Exercise goal
It would help if you retyped the data exactly, leaving out the pictures.

────

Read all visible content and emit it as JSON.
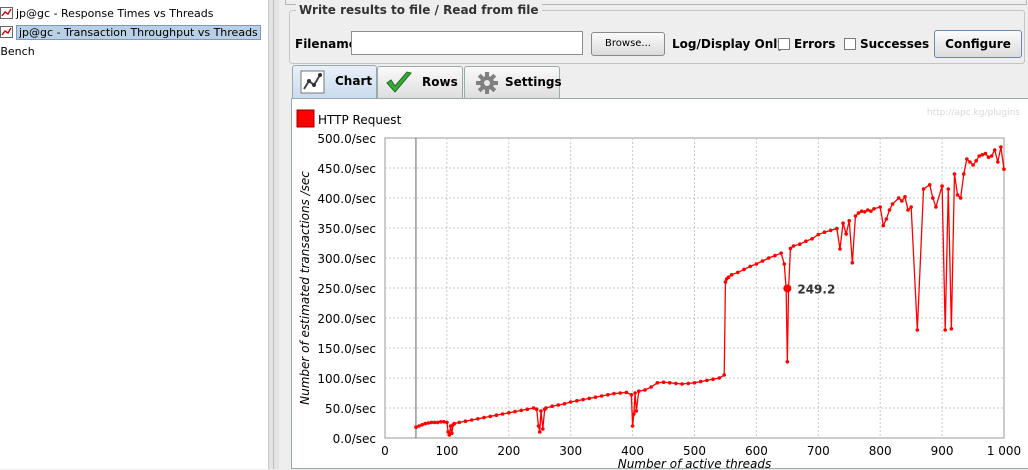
{
  "tree": {
    "items": [
      {
        "label": "jp@gc - Response Times vs Threads",
        "selected": false
      },
      {
        "label": "jp@gc - Transaction Throughput vs Threads",
        "selected": true
      },
      {
        "label": "kBench",
        "selected": false
      }
    ]
  },
  "file_panel": {
    "legend": "Write results to file / Read from file",
    "filename_label": "Filename",
    "filename_value": "",
    "browse_label": "Browse...",
    "log_display_label": "Log/Display Only:",
    "errors_label": "Errors",
    "successes_label": "Successes",
    "configure_label": "Configure"
  },
  "tabs": [
    {
      "label": "Chart",
      "icon": "chart-icon",
      "active": true
    },
    {
      "label": "Rows",
      "icon": "checkmark-icon",
      "active": false
    },
    {
      "label": "Settings",
      "icon": "gear-icon",
      "active": false
    }
  ],
  "colors": {
    "series": "#ff0000",
    "grid": "#c8c8c8",
    "tab_active": "#c9dbee"
  },
  "chart_data": {
    "type": "line",
    "watermark": "http://apc.kg/plugins",
    "legend_placement": "top-left",
    "xlabel": "Number of active threads",
    "ylabel": "Number of estimated transactions /sec",
    "xlim": [
      0,
      1000
    ],
    "ylim": [
      0,
      500
    ],
    "x_ticks": [
      "0",
      "100",
      "200",
      "300",
      "400",
      "500",
      "600",
      "700",
      "800",
      "900",
      "1 000"
    ],
    "y_ticks": [
      "0.0/sec",
      "50.0/sec",
      "100.0/sec",
      "150.0/sec",
      "200.0/sec",
      "250.0/sec",
      "300.0/sec",
      "350.0/sec",
      "400.0/sec",
      "450.0/sec",
      "500.0/sec"
    ],
    "grid": true,
    "annotation": {
      "x": 650,
      "y": 249.2,
      "label": "249.2"
    },
    "series": [
      {
        "name": "HTTP Request",
        "x": [
          50,
          55,
          60,
          65,
          70,
          75,
          80,
          85,
          90,
          95,
          100,
          102,
          104,
          106,
          108,
          110,
          112,
          120,
          130,
          140,
          150,
          160,
          170,
          180,
          190,
          200,
          210,
          220,
          230,
          240,
          245,
          248,
          250,
          252,
          255,
          258,
          260,
          270,
          280,
          290,
          300,
          310,
          320,
          330,
          340,
          350,
          360,
          370,
          380,
          390,
          398,
          400,
          402,
          404,
          406,
          410,
          420,
          430,
          440,
          450,
          460,
          470,
          480,
          490,
          500,
          510,
          520,
          530,
          540,
          548,
          550,
          552,
          555,
          560,
          570,
          580,
          590,
          600,
          610,
          620,
          630,
          640,
          645,
          648,
          650,
          652,
          655,
          660,
          670,
          680,
          690,
          700,
          710,
          720,
          730,
          735,
          740,
          745,
          750,
          755,
          760,
          765,
          770,
          775,
          780,
          785,
          790,
          800,
          805,
          810,
          815,
          820,
          830,
          835,
          840,
          845,
          850,
          860,
          870,
          880,
          885,
          890,
          900,
          905,
          910,
          915,
          920,
          925,
          930,
          935,
          940,
          945,
          950,
          955,
          960,
          965,
          970,
          975,
          980,
          985,
          990,
          995,
          1000
        ],
        "y": [
          18,
          20,
          22,
          24,
          25,
          26,
          26,
          26,
          27,
          27,
          26,
          10,
          5,
          20,
          8,
          22,
          24,
          26,
          28,
          30,
          32,
          34,
          36,
          38,
          40,
          42,
          44,
          46,
          48,
          50,
          48,
          20,
          10,
          45,
          15,
          48,
          50,
          53,
          55,
          57,
          60,
          62,
          64,
          66,
          68,
          70,
          72,
          74,
          75,
          76,
          72,
          20,
          40,
          75,
          45,
          78,
          80,
          85,
          92,
          93,
          92,
          91,
          90,
          91,
          92,
          94,
          96,
          98,
          100,
          105,
          260,
          265,
          268,
          272,
          276,
          281,
          286,
          290,
          295,
          300,
          304,
          308,
          290,
          250,
          127,
          248,
          316,
          320,
          323,
          328,
          332,
          339,
          343,
          346,
          349,
          315,
          358,
          340,
          362,
          292,
          370,
          375,
          378,
          377,
          380,
          378,
          382,
          385,
          354,
          365,
          380,
          390,
          400,
          395,
          402,
          380,
          385,
          180,
          415,
          422,
          400,
          385,
          420,
          180,
          415,
          182,
          440,
          405,
          400,
          440,
          465,
          460,
          455,
          462,
          470,
          472,
          474,
          468,
          470,
          480,
          460,
          485,
          448
        ]
      }
    ]
  }
}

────

Written solution
Read all visible content and emit it as JSON.
{
  "tree": {
    "items": [
      {
        "label": "jp@gc - Response Times vs Threads",
        "selected": false
      },
      {
        "label": "jp@gc - Transaction Throughput vs Threads",
        "selected": true
      },
      {
        "label": "kBench",
        "selected": false
      }
    ]
  },
  "file_panel": {
    "legend": "Write results to file / Read from file",
    "filename_label": "Filename",
    "filename_value": "",
    "browse_label": "Browse...",
    "log_display_label": "Log/Display Only:",
    "errors_label": "Errors",
    "successes_label": "Successes",
    "configure_label": "Configure"
  },
  "tabs": [
    {
      "label": "Chart",
      "icon": "chart-icon",
      "active": true
    },
    {
      "label": "Rows",
      "icon": "checkmark-icon",
      "active": false
    },
    {
      "label": "Settings",
      "icon": "gear-icon",
      "active": false
    }
  ],
  "colors": {
    "series": "#ff0000",
    "grid": "#c8c8c8",
    "tab_active": "#c9dbee"
  },
  "chart_data": {
    "type": "line",
    "watermark": "http://apc.kg/plugins",
    "legend_placement": "top-left",
    "xlabel": "Number of active threads",
    "ylabel": "Number of estimated transactions /sec",
    "xlim": [
      0,
      1000
    ],
    "ylim": [
      0,
      500
    ],
    "x_ticks": [
      "0",
      "100",
      "200",
      "300",
      "400",
      "500",
      "600",
      "700",
      "800",
      "900",
      "1 000"
    ],
    "y_ticks": [
      "0.0/sec",
      "50.0/sec",
      "100.0/sec",
      "150.0/sec",
      "200.0/sec",
      "250.0/sec",
      "300.0/sec",
      "350.0/sec",
      "400.0/sec",
      "450.0/sec",
      "500.0/sec"
    ],
    "grid": true,
    "annotation": {
      "x": 650,
      "y": 249.2,
      "label": "249.2"
    },
    "series": [
      {
        "name": "HTTP Request",
        "x": [
          50,
          55,
          60,
          65,
          70,
          75,
          80,
          85,
          90,
          95,
          100,
          102,
          104,
          106,
          108,
          110,
          112,
          120,
          130,
          140,
          150,
          160,
          170,
          180,
          190,
          200,
          210,
          220,
          230,
          240,
          245,
          248,
          250,
          252,
          255,
          258,
          260,
          270,
          280,
          290,
          300,
          310,
          320,
          330,
          340,
          350,
          360,
          370,
          380,
          390,
          398,
          400,
          402,
          404,
          406,
          410,
          420,
          430,
          440,
          450,
          460,
          470,
          480,
          490,
          500,
          510,
          520,
          530,
          540,
          548,
          550,
          552,
          555,
          560,
          570,
          580,
          590,
          600,
          610,
          620,
          630,
          640,
          645,
          648,
          650,
          652,
          655,
          660,
          670,
          680,
          690,
          700,
          710,
          720,
          730,
          735,
          740,
          745,
          750,
          755,
          760,
          765,
          770,
          775,
          780,
          785,
          790,
          800,
          805,
          810,
          815,
          820,
          830,
          835,
          840,
          845,
          850,
          860,
          870,
          880,
          885,
          890,
          900,
          905,
          910,
          915,
          920,
          925,
          930,
          935,
          940,
          945,
          950,
          955,
          960,
          965,
          970,
          975,
          980,
          985,
          990,
          995,
          1000
        ],
        "y": [
          18,
          20,
          22,
          24,
          25,
          26,
          26,
          26,
          27,
          27,
          26,
          10,
          5,
          20,
          8,
          22,
          24,
          26,
          28,
          30,
          32,
          34,
          36,
          38,
          40,
          42,
          44,
          46,
          48,
          50,
          48,
          20,
          10,
          45,
          15,
          48,
          50,
          53,
          55,
          57,
          60,
          62,
          64,
          66,
          68,
          70,
          72,
          74,
          75,
          76,
          72,
          20,
          40,
          75,
          45,
          78,
          80,
          85,
          92,
          93,
          92,
          91,
          90,
          91,
          92,
          94,
          96,
          98,
          100,
          105,
          260,
          265,
          268,
          272,
          276,
          281,
          286,
          290,
          295,
          300,
          304,
          308,
          290,
          250,
          127,
          248,
          316,
          320,
          323,
          328,
          332,
          339,
          343,
          346,
          349,
          315,
          358,
          340,
          362,
          292,
          370,
          375,
          378,
          377,
          380,
          378,
          382,
          385,
          354,
          365,
          380,
          390,
          400,
          395,
          402,
          380,
          385,
          180,
          415,
          422,
          400,
          385,
          420,
          180,
          415,
          182,
          440,
          405,
          400,
          440,
          465,
          460,
          455,
          462,
          470,
          472,
          474,
          468,
          470,
          480,
          460,
          485,
          448
        ]
      }
    ]
  }
}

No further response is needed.